Psychologist and scientific commentator
About AricDr Aric Sigman is a Fellow of the Royal Society of Medicine, an Associate Fellow of the British Psychological Society, Fellow of the Institute of Biology and has received the Chartered Scientist award from the Science Council. Dr Sigman has worked on health education campaigns with the Department of Health and acted as advisor to the Institute of Personnel Management on health and psychology issues.
Lack of social connection;
The biological effects associated with watching television;
Psychology in the workplace;
Effects of change
Testimonials" ... his argument is compelling. Sigman might inspire his own brand of TV dementia: sets thrown wildly from open bedroom windows, Aerosmith-style, smashing to smithereens while whole neighbourhoods applaud. Seriously, TV can ruin your life." - Awarded five stars by the Independent on Sunday
The Spoilt Generation: How Restoring Authority will make our Children and Society Happier;
Remotely Controlled How Television is Damaging our Lives;

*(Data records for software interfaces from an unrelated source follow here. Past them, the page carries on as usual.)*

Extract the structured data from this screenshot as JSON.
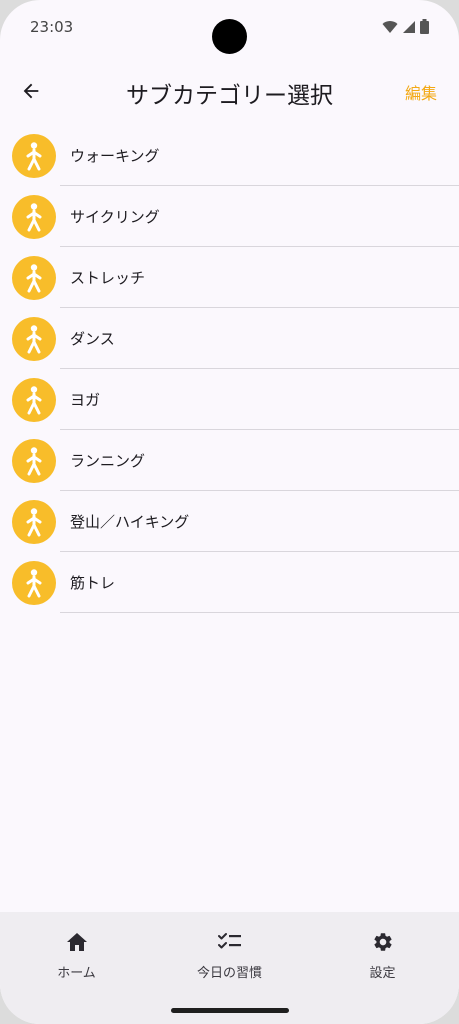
{
  "status_bar": {
    "time": "23:03"
  },
  "app_bar": {
    "title": "サブカテゴリー選択",
    "edit_label": "編集",
    "back_icon": "arrow-left-icon"
  },
  "colors": {
    "accent": "#f3a915",
    "avatar_bg": "#f8bd2a"
  },
  "subcategories": [
    {
      "label": "ウォーキング",
      "icon": "walking-person-icon"
    },
    {
      "label": "サイクリング",
      "icon": "walking-person-icon"
    },
    {
      "label": "ストレッチ",
      "icon": "walking-person-icon"
    },
    {
      "label": "ダンス",
      "icon": "walking-person-icon"
    },
    {
      "label": "ヨガ",
      "icon": "walking-person-icon"
    },
    {
      "label": "ランニング",
      "icon": "walking-person-icon"
    },
    {
      "label": "登山／ハイキング",
      "icon": "walking-person-icon"
    },
    {
      "label": "筋トレ",
      "icon": "walking-person-icon"
    }
  ],
  "bottom_nav": {
    "items": [
      {
        "label": "ホーム",
        "icon": "home-icon"
      },
      {
        "label": "今日の習慣",
        "icon": "checklist-icon"
      },
      {
        "label": "設定",
        "icon": "gear-icon"
      }
    ]
  }
}
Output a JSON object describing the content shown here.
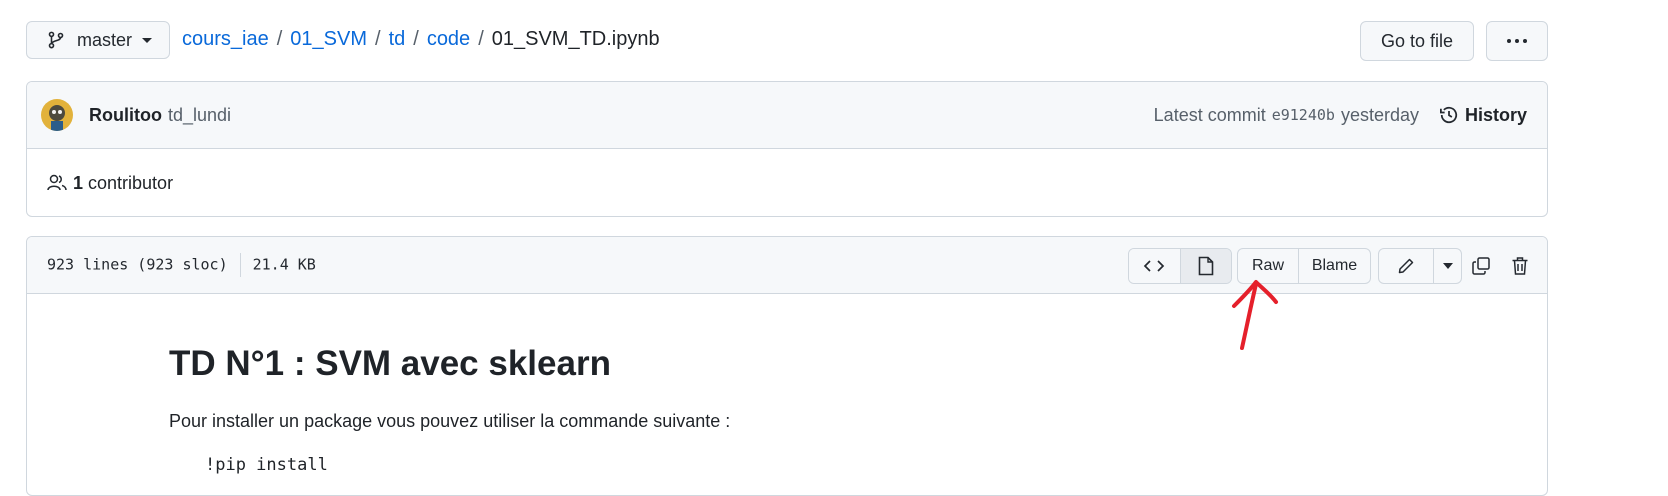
{
  "branch": {
    "name": "master"
  },
  "breadcrumb": {
    "items": [
      "cours_iae",
      "01_SVM",
      "td",
      "code"
    ],
    "separator": "/",
    "current": "01_SVM_TD.ipynb"
  },
  "header_actions": {
    "goto_label": "Go to file",
    "more_icon": "kebab-horizontal-icon"
  },
  "commit": {
    "author": "Roulitoo",
    "message": "td_lundi",
    "latest_label": "Latest commit",
    "sha": "e91240b",
    "time": "yesterday",
    "history_label": "History"
  },
  "contributors": {
    "count": "1",
    "label": "contributor"
  },
  "file": {
    "lines_info": "923 lines (923 sloc)",
    "size": "21.4 KB",
    "raw_label": "Raw",
    "blame_label": "Blame"
  },
  "notebook": {
    "title": "TD N°1 : SVM avec sklearn",
    "text": "Pour installer un package vous pouvez utiliser la commande suivante :",
    "code": "!pip install"
  },
  "colors": {
    "link": "#0969da",
    "annotation": "#e5202b",
    "border": "#d0d7de"
  }
}
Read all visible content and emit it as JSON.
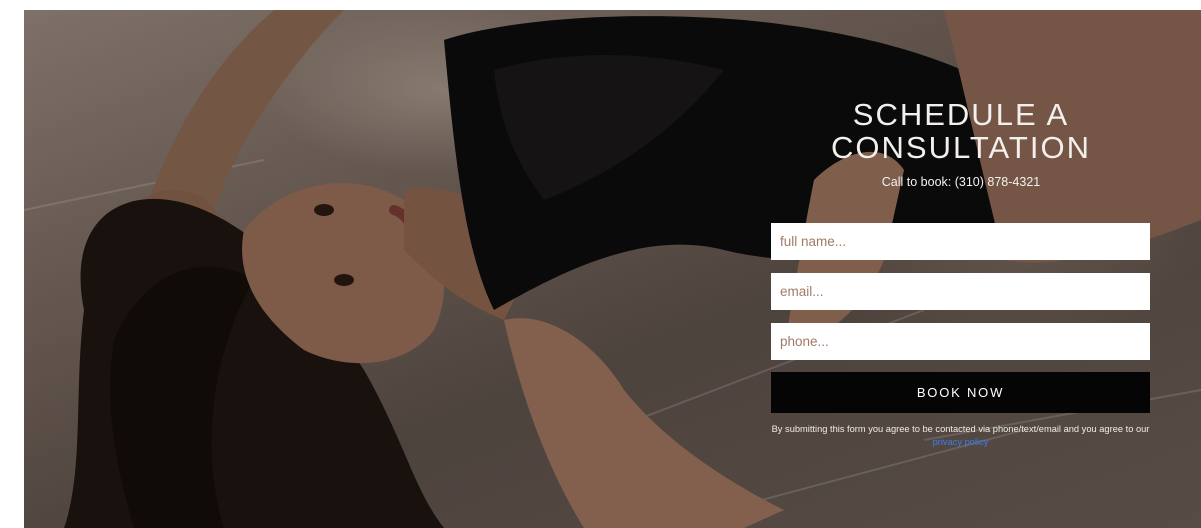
{
  "form": {
    "title_line1": "SCHEDULE A",
    "title_line2": "CONSULTATION",
    "call_text": "Call to book: (310) 878-4321",
    "name_placeholder": "full name...",
    "email_placeholder": "email...",
    "phone_placeholder": "phone...",
    "submit_label": "BOOK NOW",
    "disclaimer_text": "By submitting this form you agree to be contacted via phone/text/email and you agree to our",
    "privacy_link_text": "privacy policy"
  },
  "colors": {
    "button_bg": "#050505",
    "link": "#3b7cf0",
    "placeholder": "#a07a66"
  }
}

Read MoreDr Aric Sigman is a Fellow of the Royal Society of Medicine, an Associate Fellow of the British Psychological Society, Fellow of the Institute of Biology and has received the Chartered Scientist award from the Science Council. His paper, "Well Connected?: The Biological Implications of 'Social Networking'" is published in the Spring edition of Biologist, Vol 56(1), the journal of the Institute of Biology. NOTE: This paper has been misrepresented by many news reports as claiming that social networking causes cancer or disease. This is not true. The paper addresses the extent to which time online may be displacing face-to-face contact, and that lack of social connection is associated with physiological changes, increased incidence of illness and higher premature mortality.
He has recently written the Brain and Behaviour column for The Times Educational Supplement magazine. His previous paper on the biological effects associated with watching television, published in the science journal Biologist, and his talk at the Houses of Parliament, caused widespread public debate. Dr Sigman has worked on health education campaigns with the Department of Health and acted as advisor to the Institute of Personnel Management on health and psychology issues. He conducts seminars and public speaking.
Dr Sigman has written and presented scientific documentaries for BBC1 and Radio 4 on the scientific basis of faith; the biology of hypnosis; and on the effects of too much choice, and for Dispatches on Channel 4 on the hidden detrimental effects of moderate dieting. His health and psychology book Getting Physical won The Times Educational Supplement's Information Book Award.
Dr Sigman travels abroad frequently to observe various cultures including Bhutan, North Korea, Mali, Borneo, Tonga, Myanmar, Laos, Iran, Vietnam, Bolivia, Burkina Faso, Far Eastern Siberia, Sumatra, South Korea, Cambodia and others.